Lawrence Larry Olivas was walking home in east Bakersfield on the night of Feb. 7, 2017 when he was approached by a stranger.
When the stranger asked Olivas to hand over a basket of recyclables that he had with him, Olivas refused, after which the stranger pulled out a gun, shot him multiple times and took the recyclables. Olivas lived just long enough to tell first responders what had happened.
“I had just talked to my father earlier that day,” said Olivas’ daughter, Priscilla Navarro. “It was really devastating. It hurt.”
In the months and years that followed, Navarro said her family has assisted in the investigation into her father’s death. However, to this day, no one has been arrested or convicted in the killing.
That’s an experience that many families who have lost loved ones to violence have experienced in Kern County. In recognition of that, the Kern County District Attorney’s Office held its annual Crime Victims’ Rights March on April 9 at the county courthouse in downtown Bakersfield.
The event was held in recognition of National Crime Victims’ Rights Week, which was April 7-13.
Hundreds of people came carrying posters of dead loved ones, some gone 20 years and others just last year. Families as well as city and county officials marched to Mill Creek Park on 21st Street in honor of the victims.
“Today’s march is a reminder that victims of crime will not be forgotten, and it is an opportunity for those of us in public service to rededicate ourselves to pursuing justice in every case,” District Attorney Cynthia Zimmer said. “Survivors, we honor your strength and your courage, and we want you to know that you are not alone.”
Zimmer said that with half of all homicides going unsolved in Kern County, it’s crucial for members of the community to come forward with any information they have.
“Homicide cases do not solve themselves,” she said. “There’s no substitute for the involvement of our community.”
Navarro said she also hopes that the march, which she participated in for the first time this year, will help inspire someone to come forward with information about her father’s killer.
“Someone might have a change of heart,” she said. “Something is better than nothing.”
Another attendee hoping for resolution was Stephanie Fierros, who lost her 26-year-old son Michael Duarte last August when he was shot in front of her mother’s house in Delano by someone it is believed he knew. No arrests or convictions have been made in the case, Fierros said.

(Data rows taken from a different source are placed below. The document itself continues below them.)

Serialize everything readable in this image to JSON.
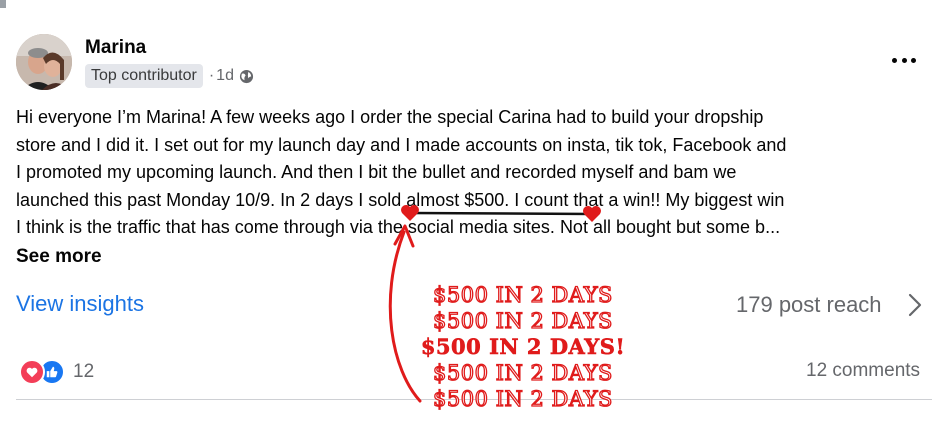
{
  "post": {
    "author": "Marina",
    "badge": "Top contributor",
    "separator": "·",
    "time": "1d",
    "more_icon": "more-horizontal-icon",
    "privacy_icon": "globe-icon",
    "text_lines": [
      "Hi everyone I’m Marina!  A few weeks ago I order the special Carina had to build your dropship",
      "store and I did it.  I set out for my launch day and I made accounts on insta, tik tok, Facebook and",
      "I promoted my upcoming launch. And then I bit the bullet and recorded myself and bam we",
      "launched this past Monday 10/9. In 2 days I sold almost $500. I count that a win!! My biggest win",
      "I think is the traffic that has come through via the social media sites. Not all bought but some b..."
    ],
    "see_more": "See more"
  },
  "insights": {
    "view_label": "View insights",
    "reach": "179 post reach"
  },
  "footer": {
    "reaction_icons": [
      "love-icon",
      "like-icon"
    ],
    "reaction_count": "12",
    "comments": "12 comments"
  },
  "annotation": {
    "color": "#e01b1b",
    "lines": [
      "$500 IN 2 DAYS",
      "$500 IN 2 DAYS",
      "$500 IN 2 DAYS!",
      "$500 IN 2 DAYS",
      "$500 IN 2 DAYS"
    ]
  }
}
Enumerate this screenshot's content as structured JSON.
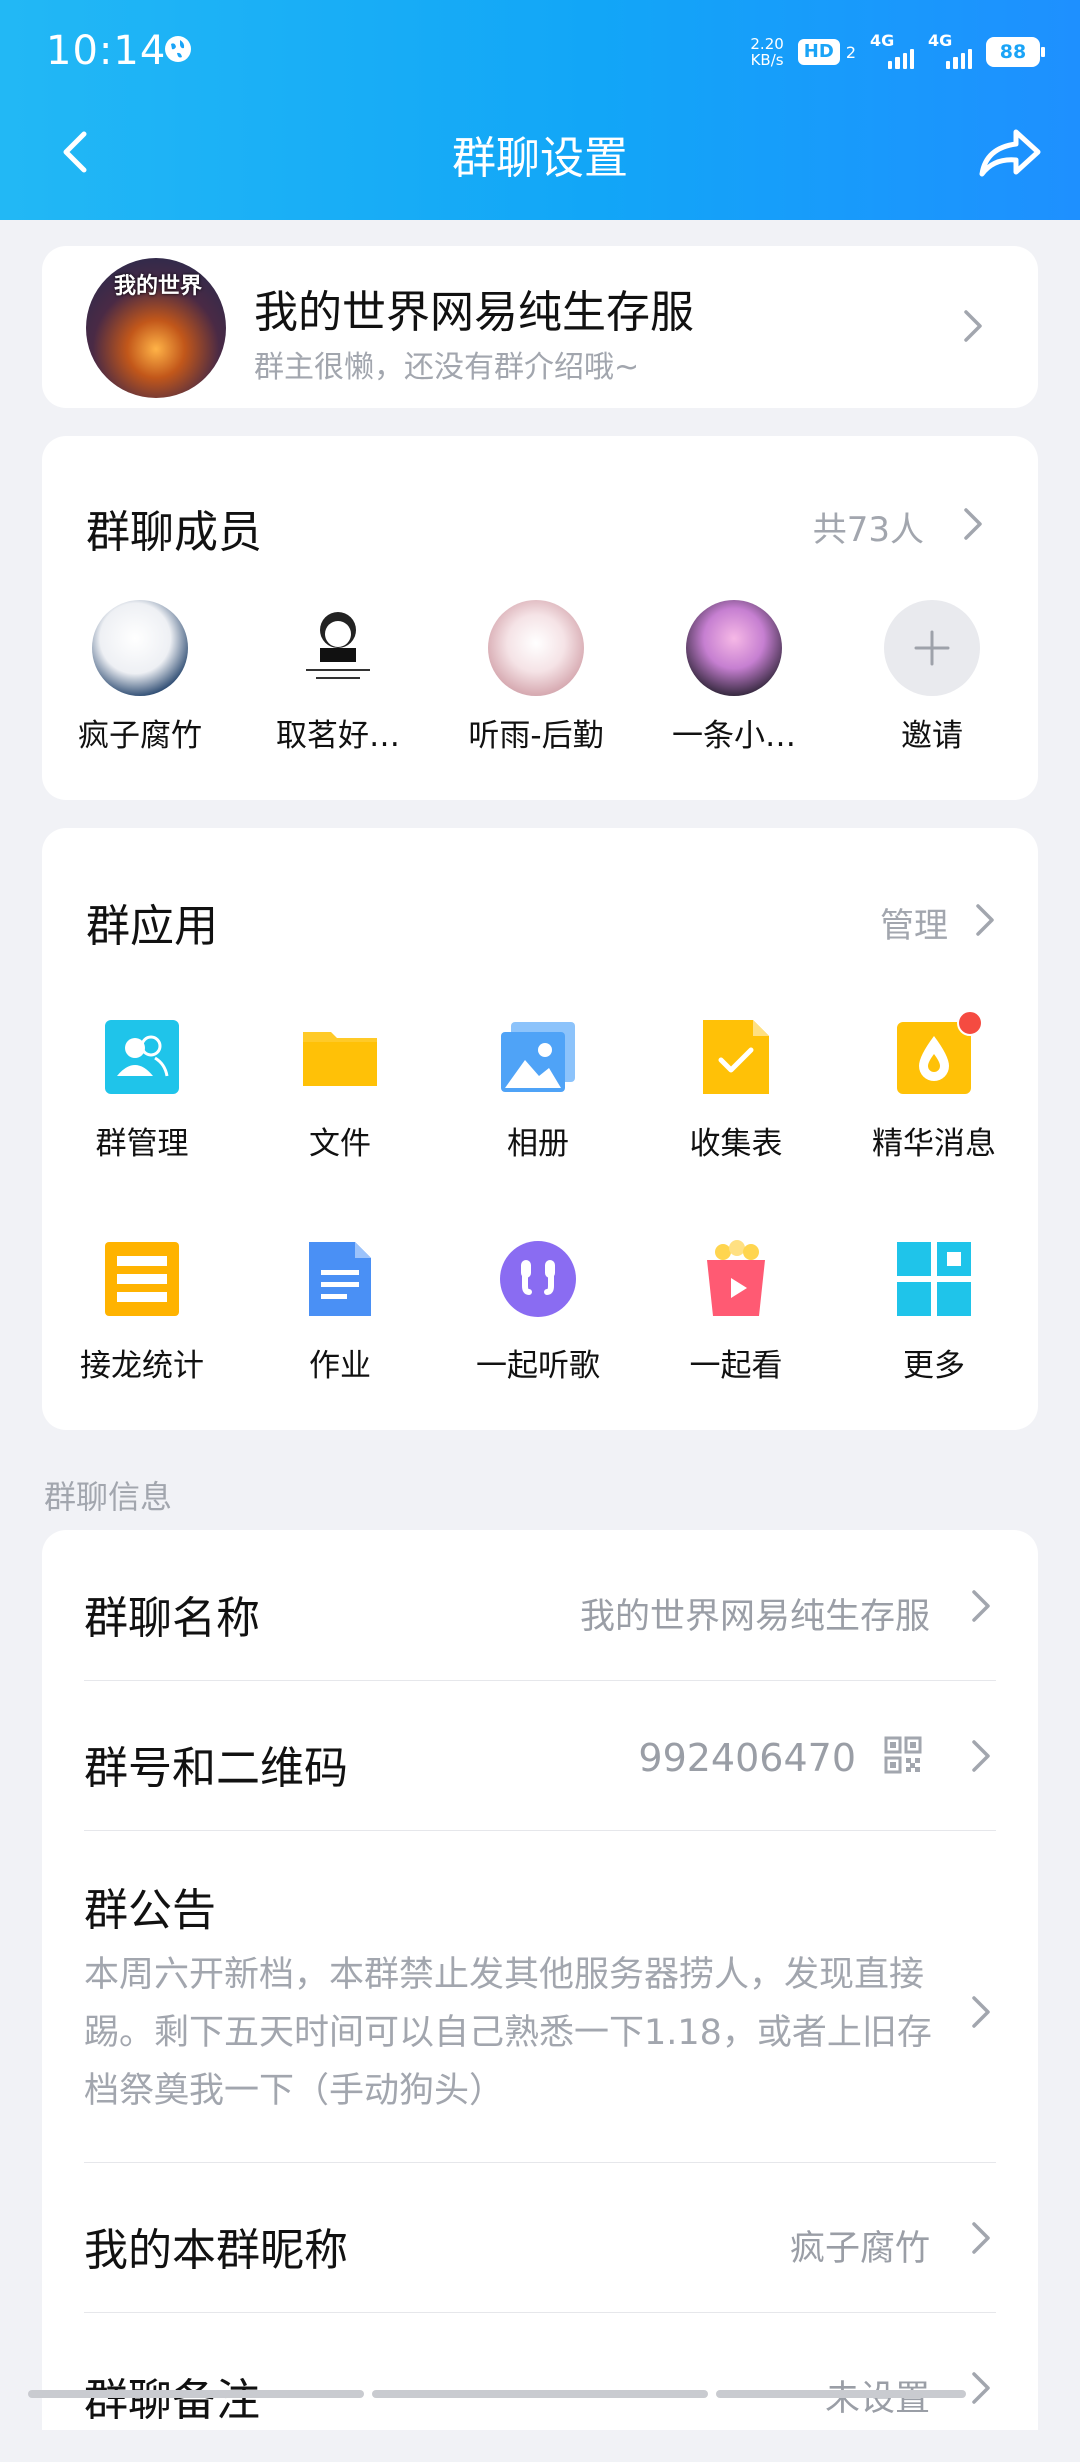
{
  "status_bar": {
    "time": "10:14",
    "net_speed_value": "2.20",
    "net_speed_unit": "KB/s",
    "hd_label": "HD",
    "hd_sub": "2",
    "signal1_label": "4G",
    "signal2_label": "4G",
    "battery": "88"
  },
  "nav": {
    "title": "群聊设置"
  },
  "group": {
    "name": "我的世界网易纯生存服",
    "description": "群主很懒，还没有群介绍哦~",
    "avatar_text": "我的世界"
  },
  "members": {
    "title": "群聊成员",
    "count": "共73人",
    "list": [
      {
        "name": "疯子腐竹"
      },
      {
        "name": "取茗好…"
      },
      {
        "name": "听雨-后勤"
      },
      {
        "name": "一条小…"
      }
    ],
    "invite_label": "邀请"
  },
  "apps": {
    "title": "群应用",
    "manage_label": "管理",
    "items": [
      {
        "label": "群管理",
        "icon": "group-manage-icon",
        "color": "#1fc4ea"
      },
      {
        "label": "文件",
        "icon": "folder-icon",
        "color": "#ffc107"
      },
      {
        "label": "相册",
        "icon": "photo-album-icon",
        "color": "#4fa3f7"
      },
      {
        "label": "收集表",
        "icon": "collect-form-icon",
        "color": "#ffc107"
      },
      {
        "label": "精华消息",
        "icon": "essence-icon",
        "color": "#ffc107",
        "badge": true
      },
      {
        "label": "接龙统计",
        "icon": "relay-stats-icon",
        "color": "#ffb300"
      },
      {
        "label": "作业",
        "icon": "homework-icon",
        "color": "#4a90f5"
      },
      {
        "label": "一起听歌",
        "icon": "listen-together-icon",
        "color": "#8a6cf2"
      },
      {
        "label": "一起看",
        "icon": "watch-together-icon",
        "color": "#ff5a73"
      },
      {
        "label": "更多",
        "icon": "more-apps-icon",
        "color": "#1fc4ea"
      }
    ]
  },
  "info": {
    "section_label": "群聊信息",
    "group_name_title": "群聊名称",
    "group_name_value": "我的世界网易纯生存服",
    "group_id_title": "群号和二维码",
    "group_id_value": "992406470",
    "notice_title": "群公告",
    "notice_text": "本周六开新档，本群禁止发其他服务器捞人，发现直接踢。剩下五天时间可以自己熟悉一下1.18，或者上旧存档祭奠我一下（手动狗头）",
    "nickname_title": "我的本群昵称",
    "nickname_value": "疯子腐竹",
    "remark_title": "群聊备注",
    "remark_value": "未设置"
  }
}
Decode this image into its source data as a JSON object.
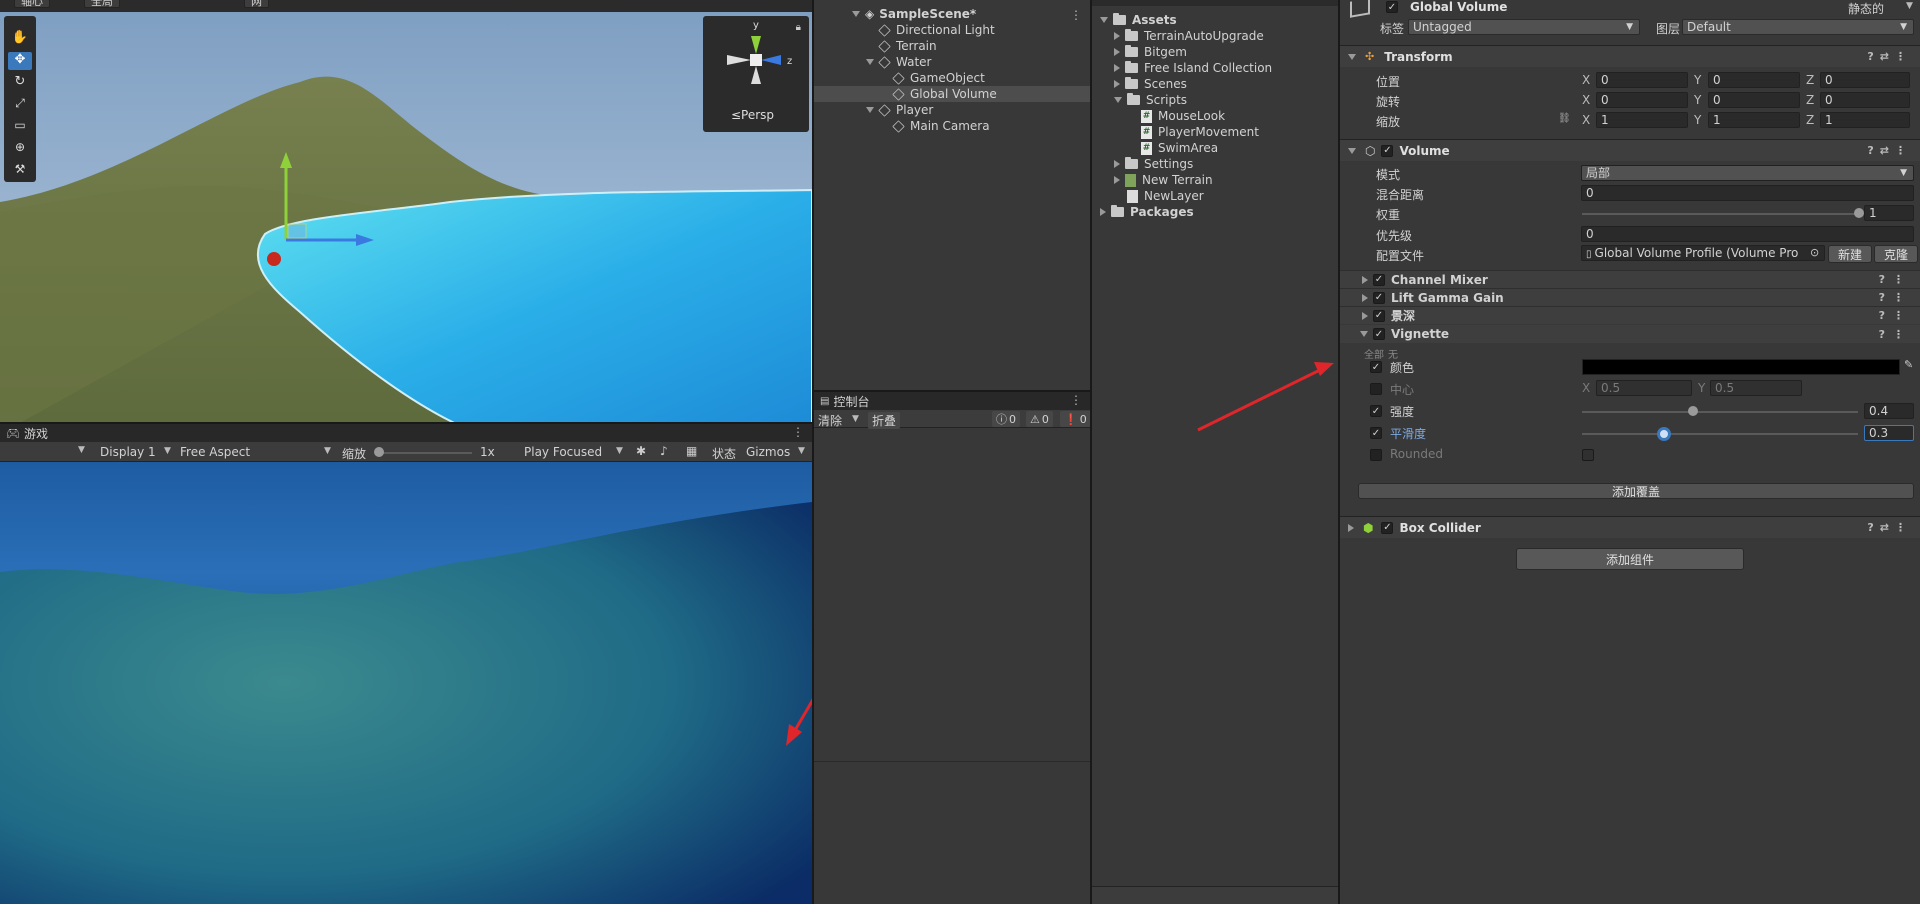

Duarte had two children, ages 10 and 8, and was attempting to get out of a gang after being in and out of prison much of his life, Fierros said.
“He was trying to better his life and provide a better life for his kids,” she said. “He had just gotten a job that allowed him to give his sons insurance. He was so excited about that.”
Fierros described her son as a lover of music (he got his first drum set at age 5) and someone who always sought to make everybody else happy.
When Aug. 19, 2018 came around, Fierros’ life came crashing down.
“It’s a nightmare,” she said. “It’s not something I would wish upon my worst enemy.”
Now, a few months away from the one-year anniversary of her son’s death, Fierros decided to come to march for the first time in the hopes that people will take notice.
“It’s a little surreal. I never thought I would have to be doing any of this,” she said. “I know there are people out there who know what happened. Maybe this might encourage someone to speak up. I’m hoping we can get some justice.”